→ **Work order**:
Although the records include pictures, print only the rest, exactly as written.

-- Data supplied follows --

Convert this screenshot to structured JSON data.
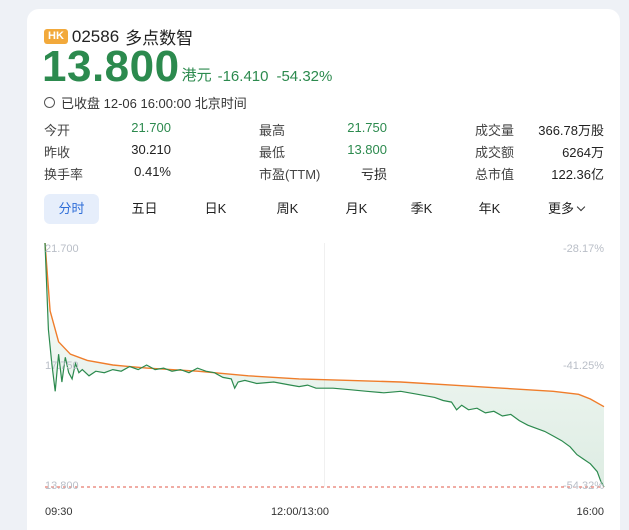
{
  "stock": {
    "market": "HK",
    "code": "02586",
    "name": "多点数智",
    "price": "13.800",
    "currency": "港元",
    "change": "-16.410",
    "change_pct": "-54.32%",
    "status": "已收盘 12-06 16:00:00 北京时间"
  },
  "stats": [
    {
      "label": "今开",
      "value": "21.700",
      "color": "green"
    },
    {
      "label": "最高",
      "value": "21.750",
      "color": "green"
    },
    {
      "label": "成交量",
      "value": "366.78万股",
      "color": "dark"
    },
    {
      "label": "昨收",
      "value": "30.210",
      "color": "dark"
    },
    {
      "label": "最低",
      "value": "13.800",
      "color": "green"
    },
    {
      "label": "成交额",
      "value": "6264万",
      "color": "dark"
    },
    {
      "label": "换手率",
      "value": "0.41%",
      "color": "dark"
    },
    {
      "label": "市盈(TTM)",
      "value": "亏损",
      "color": "dark"
    },
    {
      "label": "总市值",
      "value": "122.36亿",
      "color": "dark"
    }
  ],
  "tabs": [
    {
      "label": "分时",
      "active": true
    },
    {
      "label": "五日"
    },
    {
      "label": "日K"
    },
    {
      "label": "周K"
    },
    {
      "label": "月K"
    },
    {
      "label": "季K"
    },
    {
      "label": "年K"
    },
    {
      "label": "更多"
    }
  ],
  "chart_data": {
    "type": "line",
    "y_left_ticks": [
      "21.700",
      "17.750",
      "13.800"
    ],
    "y_right_ticks": [
      "-28.17%",
      "-41.25%",
      "-54.32%"
    ],
    "x_ticks": [
      "09:30",
      "12:00/13:00",
      "16:00"
    ],
    "ylim": [
      13.8,
      21.7
    ],
    "x_range_minutes": [
      0,
      330
    ],
    "series": [
      {
        "role": "price",
        "color": "#2c8a4e",
        "points": [
          [
            0,
            21.7
          ],
          [
            2,
            18.9
          ],
          [
            4,
            17.8
          ],
          [
            6,
            16.9
          ],
          [
            8,
            18.1
          ],
          [
            10,
            17.2
          ],
          [
            12,
            18.0
          ],
          [
            14,
            17.5
          ],
          [
            16,
            17.3
          ],
          [
            18,
            17.8
          ],
          [
            20,
            17.5
          ],
          [
            22,
            17.6
          ],
          [
            26,
            17.4
          ],
          [
            30,
            17.55
          ],
          [
            35,
            17.5
          ],
          [
            40,
            17.6
          ],
          [
            45,
            17.55
          ],
          [
            50,
            17.7
          ],
          [
            55,
            17.6
          ],
          [
            60,
            17.75
          ],
          [
            65,
            17.6
          ],
          [
            70,
            17.65
          ],
          [
            75,
            17.55
          ],
          [
            80,
            17.6
          ],
          [
            85,
            17.5
          ],
          [
            90,
            17.65
          ],
          [
            95,
            17.55
          ],
          [
            100,
            17.5
          ],
          [
            105,
            17.35
          ],
          [
            110,
            17.3
          ],
          [
            112,
            17.0
          ],
          [
            114,
            17.2
          ],
          [
            118,
            17.25
          ],
          [
            125,
            17.15
          ],
          [
            135,
            17.2
          ],
          [
            145,
            17.1
          ],
          [
            150,
            17.05
          ],
          [
            155,
            17.1
          ],
          [
            160,
            17.0
          ],
          [
            170,
            17.0
          ],
          [
            180,
            16.95
          ],
          [
            190,
            16.9
          ],
          [
            200,
            16.85
          ],
          [
            210,
            16.9
          ],
          [
            220,
            16.8
          ],
          [
            230,
            16.7
          ],
          [
            235,
            16.6
          ],
          [
            240,
            16.55
          ],
          [
            243,
            16.3
          ],
          [
            246,
            16.45
          ],
          [
            250,
            16.3
          ],
          [
            255,
            16.35
          ],
          [
            260,
            16.2
          ],
          [
            265,
            16.25
          ],
          [
            270,
            16.1
          ],
          [
            275,
            16.15
          ],
          [
            280,
            15.95
          ],
          [
            285,
            15.8
          ],
          [
            290,
            15.7
          ],
          [
            295,
            15.6
          ],
          [
            300,
            15.45
          ],
          [
            305,
            15.3
          ],
          [
            310,
            15.1
          ],
          [
            314,
            14.85
          ],
          [
            318,
            14.7
          ],
          [
            322,
            14.55
          ],
          [
            326,
            14.3
          ],
          [
            328,
            14.0
          ],
          [
            330,
            13.8
          ]
        ]
      },
      {
        "role": "average",
        "color": "#ef7d2b",
        "points": [
          [
            0,
            21.7
          ],
          [
            3,
            19.5
          ],
          [
            8,
            18.5
          ],
          [
            15,
            18.1
          ],
          [
            25,
            17.9
          ],
          [
            40,
            17.75
          ],
          [
            60,
            17.65
          ],
          [
            90,
            17.55
          ],
          [
            120,
            17.4
          ],
          [
            150,
            17.3
          ],
          [
            180,
            17.25
          ],
          [
            210,
            17.2
          ],
          [
            240,
            17.1
          ],
          [
            270,
            17.0
          ],
          [
            300,
            16.9
          ],
          [
            315,
            16.8
          ],
          [
            322,
            16.65
          ],
          [
            330,
            16.4
          ]
        ]
      }
    ]
  }
}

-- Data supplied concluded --

→ **Answer for the task**:
Convert this screenshot to structured JSON data.
{
  "stock": {
    "market": "HK",
    "code": "02586",
    "name": "多点数智",
    "price": "13.800",
    "currency": "港元",
    "change": "-16.410",
    "change_pct": "-54.32%",
    "status": "已收盘 12-06 16:00:00 北京时间"
  },
  "stats": [
    {
      "label": "今开",
      "value": "21.700",
      "color": "green"
    },
    {
      "label": "最高",
      "value": "21.750",
      "color": "green"
    },
    {
      "label": "成交量",
      "value": "366.78万股",
      "color": "dark"
    },
    {
      "label": "昨收",
      "value": "30.210",
      "color": "dark"
    },
    {
      "label": "最低",
      "value": "13.800",
      "color": "green"
    },
    {
      "label": "成交额",
      "value": "6264万",
      "color": "dark"
    },
    {
      "label": "换手率",
      "value": "0.41%",
      "color": "dark"
    },
    {
      "label": "市盈(TTM)",
      "value": "亏损",
      "color": "dark"
    },
    {
      "label": "总市值",
      "value": "122.36亿",
      "color": "dark"
    }
  ],
  "tabs": [
    {
      "label": "分时",
      "active": true
    },
    {
      "label": "五日"
    },
    {
      "label": "日K"
    },
    {
      "label": "周K"
    },
    {
      "label": "月K"
    },
    {
      "label": "季K"
    },
    {
      "label": "年K"
    },
    {
      "label": "更多"
    }
  ],
  "chart_data": {
    "type": "line",
    "y_left_ticks": [
      "21.700",
      "17.750",
      "13.800"
    ],
    "y_right_ticks": [
      "-28.17%",
      "-41.25%",
      "-54.32%"
    ],
    "x_ticks": [
      "09:30",
      "12:00/13:00",
      "16:00"
    ],
    "ylim": [
      13.8,
      21.7
    ],
    "x_range_minutes": [
      0,
      330
    ],
    "series": [
      {
        "role": "price",
        "color": "#2c8a4e",
        "points": [
          [
            0,
            21.7
          ],
          [
            2,
            18.9
          ],
          [
            4,
            17.8
          ],
          [
            6,
            16.9
          ],
          [
            8,
            18.1
          ],
          [
            10,
            17.2
          ],
          [
            12,
            18.0
          ],
          [
            14,
            17.5
          ],
          [
            16,
            17.3
          ],
          [
            18,
            17.8
          ],
          [
            20,
            17.5
          ],
          [
            22,
            17.6
          ],
          [
            26,
            17.4
          ],
          [
            30,
            17.55
          ],
          [
            35,
            17.5
          ],
          [
            40,
            17.6
          ],
          [
            45,
            17.55
          ],
          [
            50,
            17.7
          ],
          [
            55,
            17.6
          ],
          [
            60,
            17.75
          ],
          [
            65,
            17.6
          ],
          [
            70,
            17.65
          ],
          [
            75,
            17.55
          ],
          [
            80,
            17.6
          ],
          [
            85,
            17.5
          ],
          [
            90,
            17.65
          ],
          [
            95,
            17.55
          ],
          [
            100,
            17.5
          ],
          [
            105,
            17.35
          ],
          [
            110,
            17.3
          ],
          [
            112,
            17.0
          ],
          [
            114,
            17.2
          ],
          [
            118,
            17.25
          ],
          [
            125,
            17.15
          ],
          [
            135,
            17.2
          ],
          [
            145,
            17.1
          ],
          [
            150,
            17.05
          ],
          [
            155,
            17.1
          ],
          [
            160,
            17.0
          ],
          [
            170,
            17.0
          ],
          [
            180,
            16.95
          ],
          [
            190,
            16.9
          ],
          [
            200,
            16.85
          ],
          [
            210,
            16.9
          ],
          [
            220,
            16.8
          ],
          [
            230,
            16.7
          ],
          [
            235,
            16.6
          ],
          [
            240,
            16.55
          ],
          [
            243,
            16.3
          ],
          [
            246,
            16.45
          ],
          [
            250,
            16.3
          ],
          [
            255,
            16.35
          ],
          [
            260,
            16.2
          ],
          [
            265,
            16.25
          ],
          [
            270,
            16.1
          ],
          [
            275,
            16.15
          ],
          [
            280,
            15.95
          ],
          [
            285,
            15.8
          ],
          [
            290,
            15.7
          ],
          [
            295,
            15.6
          ],
          [
            300,
            15.45
          ],
          [
            305,
            15.3
          ],
          [
            310,
            15.1
          ],
          [
            314,
            14.85
          ],
          [
            318,
            14.7
          ],
          [
            322,
            14.55
          ],
          [
            326,
            14.3
          ],
          [
            328,
            14.0
          ],
          [
            330,
            13.8
          ]
        ]
      },
      {
        "role": "average",
        "color": "#ef7d2b",
        "points": [
          [
            0,
            21.7
          ],
          [
            3,
            19.5
          ],
          [
            8,
            18.5
          ],
          [
            15,
            18.1
          ],
          [
            25,
            17.9
          ],
          [
            40,
            17.75
          ],
          [
            60,
            17.65
          ],
          [
            90,
            17.55
          ],
          [
            120,
            17.4
          ],
          [
            150,
            17.3
          ],
          [
            180,
            17.25
          ],
          [
            210,
            17.2
          ],
          [
            240,
            17.1
          ],
          [
            270,
            17.0
          ],
          [
            300,
            16.9
          ],
          [
            315,
            16.8
          ],
          [
            322,
            16.65
          ],
          [
            330,
            16.4
          ]
        ]
      }
    ]
  }
}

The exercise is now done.